These days travellers are quite spoiled in that you can get pretty much anything pretty much anywhere. However, as Myanmar is still in its early stages of allowing tourism, there are some things that you should make sure you bring.
Sorry guys, this one is obviously for the ladies but is to important not to be number 1. Tampons are not available in the country at all. So unless you’re happy with thick sanitary pads make sure you being a supply – or invest in a femmecup.
The power in Myanmar is not great and there are many circumstances where there won’t be enough light. Having a torch handy means that you can go into that empty temple in Bagan to see the murals or that you can head out at night without fear of falling through a hole in the footpath.
3. Sandals/Flip Flops
The streets can be pretty filthy and you are going to get dirty feet, but if you plan on visiting religious sites in Myanmar (why else would you be going there?) you’ll soon be glad of being able to take your shoes off quickly and easily. Our trainers weren’t worn once in 2 months.

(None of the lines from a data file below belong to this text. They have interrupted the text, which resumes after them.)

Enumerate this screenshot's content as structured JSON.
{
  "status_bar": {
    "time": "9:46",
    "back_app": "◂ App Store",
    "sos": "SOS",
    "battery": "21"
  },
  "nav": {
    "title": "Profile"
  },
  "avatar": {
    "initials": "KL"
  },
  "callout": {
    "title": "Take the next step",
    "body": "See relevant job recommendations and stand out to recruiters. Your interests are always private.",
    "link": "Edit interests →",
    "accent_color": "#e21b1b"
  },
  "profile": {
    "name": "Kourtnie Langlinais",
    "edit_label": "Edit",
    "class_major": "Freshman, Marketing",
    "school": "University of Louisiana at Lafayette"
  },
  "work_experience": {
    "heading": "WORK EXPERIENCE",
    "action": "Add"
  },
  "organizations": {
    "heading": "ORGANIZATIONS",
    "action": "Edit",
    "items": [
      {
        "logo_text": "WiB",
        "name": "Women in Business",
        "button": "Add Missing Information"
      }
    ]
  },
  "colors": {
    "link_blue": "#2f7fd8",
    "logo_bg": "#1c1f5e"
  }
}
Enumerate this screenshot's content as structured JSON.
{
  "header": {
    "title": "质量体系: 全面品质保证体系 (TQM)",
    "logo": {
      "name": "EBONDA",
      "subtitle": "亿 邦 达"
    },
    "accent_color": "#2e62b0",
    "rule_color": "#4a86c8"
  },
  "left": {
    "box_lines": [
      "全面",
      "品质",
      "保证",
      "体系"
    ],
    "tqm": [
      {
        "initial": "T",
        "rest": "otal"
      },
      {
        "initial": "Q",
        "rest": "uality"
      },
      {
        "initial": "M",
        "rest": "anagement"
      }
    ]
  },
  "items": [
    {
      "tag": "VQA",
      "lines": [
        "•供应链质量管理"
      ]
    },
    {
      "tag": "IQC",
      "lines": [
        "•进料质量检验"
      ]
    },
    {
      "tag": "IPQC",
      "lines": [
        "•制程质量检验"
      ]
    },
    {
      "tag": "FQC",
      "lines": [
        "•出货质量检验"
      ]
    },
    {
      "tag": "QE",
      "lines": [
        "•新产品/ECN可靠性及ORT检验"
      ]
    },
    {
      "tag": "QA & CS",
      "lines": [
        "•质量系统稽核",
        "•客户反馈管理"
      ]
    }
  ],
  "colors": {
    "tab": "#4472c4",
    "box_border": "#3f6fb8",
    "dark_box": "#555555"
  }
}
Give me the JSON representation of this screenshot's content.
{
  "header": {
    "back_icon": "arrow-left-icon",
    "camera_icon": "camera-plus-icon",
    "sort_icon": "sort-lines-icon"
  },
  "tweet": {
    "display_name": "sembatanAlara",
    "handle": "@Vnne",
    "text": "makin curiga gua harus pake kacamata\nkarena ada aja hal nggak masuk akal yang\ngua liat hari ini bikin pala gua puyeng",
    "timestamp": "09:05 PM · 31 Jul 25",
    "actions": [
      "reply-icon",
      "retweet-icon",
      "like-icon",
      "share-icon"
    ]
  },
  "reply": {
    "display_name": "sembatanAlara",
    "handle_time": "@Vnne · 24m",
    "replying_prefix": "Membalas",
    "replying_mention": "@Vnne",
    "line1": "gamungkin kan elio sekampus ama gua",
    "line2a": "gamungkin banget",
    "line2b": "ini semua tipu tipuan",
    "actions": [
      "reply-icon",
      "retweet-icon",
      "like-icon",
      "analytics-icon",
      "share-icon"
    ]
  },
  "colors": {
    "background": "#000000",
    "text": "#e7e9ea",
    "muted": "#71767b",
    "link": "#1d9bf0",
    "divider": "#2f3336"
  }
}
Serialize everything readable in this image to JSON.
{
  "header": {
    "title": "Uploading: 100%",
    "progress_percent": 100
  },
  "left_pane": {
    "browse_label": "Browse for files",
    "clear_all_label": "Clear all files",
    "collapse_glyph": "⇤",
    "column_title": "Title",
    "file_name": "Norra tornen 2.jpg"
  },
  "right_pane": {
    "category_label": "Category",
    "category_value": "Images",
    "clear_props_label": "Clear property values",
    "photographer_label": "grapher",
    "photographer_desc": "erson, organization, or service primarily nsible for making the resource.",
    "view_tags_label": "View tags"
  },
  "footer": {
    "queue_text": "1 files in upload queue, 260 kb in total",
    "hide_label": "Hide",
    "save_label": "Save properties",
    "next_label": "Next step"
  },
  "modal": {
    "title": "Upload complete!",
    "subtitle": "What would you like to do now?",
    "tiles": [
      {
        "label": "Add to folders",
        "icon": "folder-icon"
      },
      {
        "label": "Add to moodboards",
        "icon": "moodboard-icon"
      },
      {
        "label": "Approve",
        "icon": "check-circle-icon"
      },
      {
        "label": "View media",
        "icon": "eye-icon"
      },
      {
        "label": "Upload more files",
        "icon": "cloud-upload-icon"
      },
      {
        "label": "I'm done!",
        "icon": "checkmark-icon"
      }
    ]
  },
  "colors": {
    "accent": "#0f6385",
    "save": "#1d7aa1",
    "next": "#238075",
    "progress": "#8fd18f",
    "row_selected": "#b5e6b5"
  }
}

4. Appropriate Clothing
Myanmar is a very reserved country and wearing hot pants or low cut tops is not appropriate. Depending on your size you may have trouble buying clothing in Myanmar so best to make sure you pack most clothing in the first place. I found light weight shrugs immensely useful to pop on when entering a religious site.
Despite the climate, if you intend to use the long distance buses you will need a warm set of clothing as well. The conditions on Myanmar’s buses are nothing short of Arctic.
Sunglasses are widely available in Yangon, but can be tough to find elsewhere. (According to our local students only rich and famous people wear sunglasses.) Those that are available have no UV protection information available and can be damaging to your eyes.
Don’t worry about hats though if you don’t want to carry one on your flight. They are cheap and widely available. We picked up a wide brimmed bamboo hat that folds up for easy carriage for 1000 kyat (approximately 1 USD).
6. Mosquito Repellant
This can be tough to find outside of Yangon. If you prefer natural alternatives to deet you’ll have a really difficult time finding it in Myanmar. Myanmar has some pretty vicious mosquitoes so best to make sure you’re stocked up.
TIP: Often when you arrive at a guest house your room will be full of mosquitoes as the staff will have been airing the room. We picked up a pack of mosquito coils and burned one in each new place before settling in.
7. Non-Whitening Toiletries
Myanmar has caught the whitening craze. After searching Mon State for deodorant, Leckie finally gave in and bought the only one available – extreme whitening. This then bleached patches on the under arms of his dark t-shirts.
The same problem exists for face wash and creams. Bringing your own could save a major headache.
8. Surge Protectors
The electricity in Myanmar is extremely unstable and voltage wavers wildly between ‘barely enough to function’ and ‘destroy all your stuff’. Voltage regulation is essential. Whilst your hotel should have this equipment, don’t trust them with your equipment – use your own surge protectors.
As long as you properly prepare and don’t treat Myanmar like the rest of South East Asia then you will be rewarded with a truly unique experience. Enjoy!